▼

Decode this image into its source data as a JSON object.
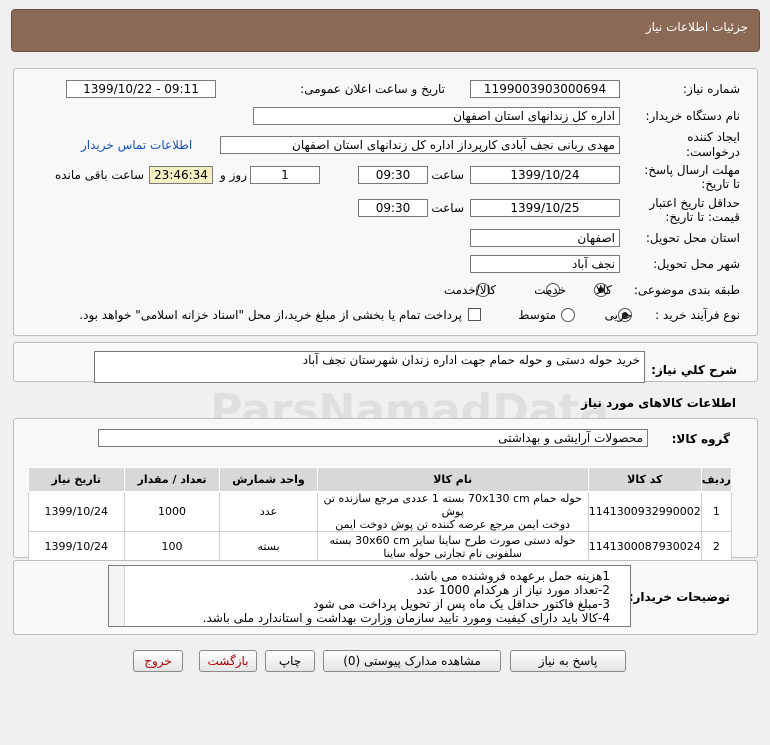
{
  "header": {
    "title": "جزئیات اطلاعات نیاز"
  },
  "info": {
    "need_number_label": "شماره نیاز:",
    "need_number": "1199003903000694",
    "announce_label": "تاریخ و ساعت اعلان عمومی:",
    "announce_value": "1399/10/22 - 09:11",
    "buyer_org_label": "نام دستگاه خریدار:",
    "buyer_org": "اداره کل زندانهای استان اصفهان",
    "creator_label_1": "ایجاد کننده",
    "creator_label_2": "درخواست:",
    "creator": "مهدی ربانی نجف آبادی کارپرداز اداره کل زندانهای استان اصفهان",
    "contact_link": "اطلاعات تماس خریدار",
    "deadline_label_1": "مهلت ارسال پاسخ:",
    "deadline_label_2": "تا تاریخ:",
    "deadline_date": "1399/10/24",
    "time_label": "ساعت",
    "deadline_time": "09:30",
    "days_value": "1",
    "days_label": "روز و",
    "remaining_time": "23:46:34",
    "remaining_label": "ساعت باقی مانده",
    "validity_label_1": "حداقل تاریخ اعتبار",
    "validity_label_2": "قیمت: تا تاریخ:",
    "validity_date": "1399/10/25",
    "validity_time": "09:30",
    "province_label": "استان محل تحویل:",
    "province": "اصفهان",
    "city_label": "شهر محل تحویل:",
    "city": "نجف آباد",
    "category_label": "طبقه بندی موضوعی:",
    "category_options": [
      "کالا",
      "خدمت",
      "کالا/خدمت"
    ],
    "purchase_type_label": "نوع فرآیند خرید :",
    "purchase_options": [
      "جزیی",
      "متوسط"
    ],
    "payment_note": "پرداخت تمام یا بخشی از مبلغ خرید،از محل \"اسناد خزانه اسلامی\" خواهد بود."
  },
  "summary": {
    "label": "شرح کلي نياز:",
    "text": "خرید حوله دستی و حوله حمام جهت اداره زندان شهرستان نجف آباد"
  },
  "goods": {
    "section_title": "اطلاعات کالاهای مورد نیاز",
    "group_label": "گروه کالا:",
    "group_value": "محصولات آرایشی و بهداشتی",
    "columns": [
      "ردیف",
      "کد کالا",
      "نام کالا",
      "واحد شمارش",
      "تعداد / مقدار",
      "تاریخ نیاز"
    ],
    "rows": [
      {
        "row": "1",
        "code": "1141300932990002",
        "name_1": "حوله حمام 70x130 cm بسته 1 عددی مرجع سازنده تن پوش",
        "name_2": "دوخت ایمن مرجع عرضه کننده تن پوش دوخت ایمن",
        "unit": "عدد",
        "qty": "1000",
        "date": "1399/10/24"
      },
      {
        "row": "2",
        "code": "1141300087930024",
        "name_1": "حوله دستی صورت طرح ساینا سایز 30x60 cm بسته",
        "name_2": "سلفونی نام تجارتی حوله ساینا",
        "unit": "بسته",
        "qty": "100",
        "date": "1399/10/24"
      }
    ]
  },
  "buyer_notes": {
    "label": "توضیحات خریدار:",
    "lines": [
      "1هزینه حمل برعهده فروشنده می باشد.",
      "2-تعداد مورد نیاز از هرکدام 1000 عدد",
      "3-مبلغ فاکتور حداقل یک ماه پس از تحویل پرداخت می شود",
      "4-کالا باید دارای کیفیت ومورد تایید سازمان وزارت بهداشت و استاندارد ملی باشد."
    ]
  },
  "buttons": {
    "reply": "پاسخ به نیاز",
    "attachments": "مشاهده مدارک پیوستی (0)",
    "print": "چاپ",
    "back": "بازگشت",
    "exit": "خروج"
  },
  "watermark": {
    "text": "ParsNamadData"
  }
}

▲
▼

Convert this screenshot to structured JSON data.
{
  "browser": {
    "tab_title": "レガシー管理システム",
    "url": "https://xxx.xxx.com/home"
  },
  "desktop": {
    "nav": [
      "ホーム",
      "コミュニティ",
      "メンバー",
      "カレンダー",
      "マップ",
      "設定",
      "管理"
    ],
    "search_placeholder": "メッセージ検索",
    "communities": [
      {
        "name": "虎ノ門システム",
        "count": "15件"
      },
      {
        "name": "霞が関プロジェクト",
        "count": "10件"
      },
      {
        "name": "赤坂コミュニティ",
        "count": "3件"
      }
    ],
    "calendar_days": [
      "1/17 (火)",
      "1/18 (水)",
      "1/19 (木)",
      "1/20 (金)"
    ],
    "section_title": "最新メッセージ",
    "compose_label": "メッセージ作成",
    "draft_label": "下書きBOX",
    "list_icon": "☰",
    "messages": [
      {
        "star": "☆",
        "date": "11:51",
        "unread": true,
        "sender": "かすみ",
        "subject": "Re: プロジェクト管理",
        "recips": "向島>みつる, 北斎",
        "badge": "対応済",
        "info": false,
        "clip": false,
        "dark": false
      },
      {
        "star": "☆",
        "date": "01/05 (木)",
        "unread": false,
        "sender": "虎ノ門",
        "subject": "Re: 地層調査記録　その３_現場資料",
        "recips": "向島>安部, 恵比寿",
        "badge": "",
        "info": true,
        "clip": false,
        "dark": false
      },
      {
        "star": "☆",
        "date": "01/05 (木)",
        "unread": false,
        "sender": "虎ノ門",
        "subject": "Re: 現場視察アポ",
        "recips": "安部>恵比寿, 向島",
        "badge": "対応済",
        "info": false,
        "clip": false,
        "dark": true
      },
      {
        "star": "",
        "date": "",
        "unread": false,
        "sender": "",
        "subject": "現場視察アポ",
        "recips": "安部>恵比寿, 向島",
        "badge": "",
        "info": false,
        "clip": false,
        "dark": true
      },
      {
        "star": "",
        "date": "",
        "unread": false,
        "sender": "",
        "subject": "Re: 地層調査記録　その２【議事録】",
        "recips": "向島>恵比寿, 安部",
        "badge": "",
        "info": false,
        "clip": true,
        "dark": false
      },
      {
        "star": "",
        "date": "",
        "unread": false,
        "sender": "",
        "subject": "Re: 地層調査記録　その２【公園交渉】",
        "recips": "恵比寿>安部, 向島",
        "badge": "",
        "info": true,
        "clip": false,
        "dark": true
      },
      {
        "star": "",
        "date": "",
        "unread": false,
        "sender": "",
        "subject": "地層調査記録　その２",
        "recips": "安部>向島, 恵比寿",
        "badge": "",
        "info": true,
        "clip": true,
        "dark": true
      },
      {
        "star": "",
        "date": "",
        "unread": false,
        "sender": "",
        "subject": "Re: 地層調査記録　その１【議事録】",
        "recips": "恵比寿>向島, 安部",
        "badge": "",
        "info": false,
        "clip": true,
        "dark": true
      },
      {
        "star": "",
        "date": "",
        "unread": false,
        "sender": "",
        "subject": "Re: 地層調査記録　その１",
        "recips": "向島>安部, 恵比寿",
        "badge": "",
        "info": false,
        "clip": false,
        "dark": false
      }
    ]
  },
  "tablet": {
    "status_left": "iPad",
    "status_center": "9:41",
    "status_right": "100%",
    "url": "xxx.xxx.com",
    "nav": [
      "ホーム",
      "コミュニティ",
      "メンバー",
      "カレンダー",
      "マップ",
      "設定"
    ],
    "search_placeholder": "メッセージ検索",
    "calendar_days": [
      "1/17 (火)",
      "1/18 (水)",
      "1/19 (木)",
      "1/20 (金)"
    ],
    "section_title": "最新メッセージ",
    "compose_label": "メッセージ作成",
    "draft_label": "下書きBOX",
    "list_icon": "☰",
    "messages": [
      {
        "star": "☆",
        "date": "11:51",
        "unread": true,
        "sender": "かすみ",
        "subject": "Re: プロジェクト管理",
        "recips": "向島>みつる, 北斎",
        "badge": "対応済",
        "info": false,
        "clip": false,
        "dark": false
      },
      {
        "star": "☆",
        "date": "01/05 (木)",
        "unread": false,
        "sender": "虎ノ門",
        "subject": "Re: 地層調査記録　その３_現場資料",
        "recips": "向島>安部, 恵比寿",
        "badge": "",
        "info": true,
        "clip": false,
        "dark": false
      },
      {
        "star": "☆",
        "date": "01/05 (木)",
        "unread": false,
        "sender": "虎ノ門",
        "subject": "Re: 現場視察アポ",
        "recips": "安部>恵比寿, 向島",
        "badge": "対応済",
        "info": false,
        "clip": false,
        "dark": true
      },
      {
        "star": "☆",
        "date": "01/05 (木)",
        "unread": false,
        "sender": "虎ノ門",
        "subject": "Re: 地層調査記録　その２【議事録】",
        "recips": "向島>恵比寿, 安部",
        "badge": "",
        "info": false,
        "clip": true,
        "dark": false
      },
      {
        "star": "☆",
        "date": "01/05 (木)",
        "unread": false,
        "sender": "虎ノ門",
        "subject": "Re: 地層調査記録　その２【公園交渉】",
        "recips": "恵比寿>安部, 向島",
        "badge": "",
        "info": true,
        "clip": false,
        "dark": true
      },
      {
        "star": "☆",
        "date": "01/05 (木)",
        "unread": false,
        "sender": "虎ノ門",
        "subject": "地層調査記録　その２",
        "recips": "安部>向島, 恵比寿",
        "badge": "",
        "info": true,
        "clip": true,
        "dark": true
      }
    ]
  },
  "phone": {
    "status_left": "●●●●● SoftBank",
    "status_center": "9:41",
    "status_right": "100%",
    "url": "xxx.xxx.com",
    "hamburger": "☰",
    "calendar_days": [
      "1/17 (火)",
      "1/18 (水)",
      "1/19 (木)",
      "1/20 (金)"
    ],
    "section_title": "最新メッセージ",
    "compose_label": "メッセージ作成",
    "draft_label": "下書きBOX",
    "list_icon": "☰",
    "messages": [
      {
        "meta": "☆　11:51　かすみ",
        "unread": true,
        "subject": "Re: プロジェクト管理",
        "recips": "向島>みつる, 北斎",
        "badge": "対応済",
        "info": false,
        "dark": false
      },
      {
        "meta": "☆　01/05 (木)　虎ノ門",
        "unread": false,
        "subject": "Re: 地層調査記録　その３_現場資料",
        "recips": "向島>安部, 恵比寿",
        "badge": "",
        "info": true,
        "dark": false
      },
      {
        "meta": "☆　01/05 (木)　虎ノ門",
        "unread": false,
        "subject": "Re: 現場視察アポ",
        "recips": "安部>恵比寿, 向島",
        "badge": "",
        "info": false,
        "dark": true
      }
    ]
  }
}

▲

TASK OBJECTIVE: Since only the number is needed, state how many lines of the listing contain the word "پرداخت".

RESPONSE BOX: 2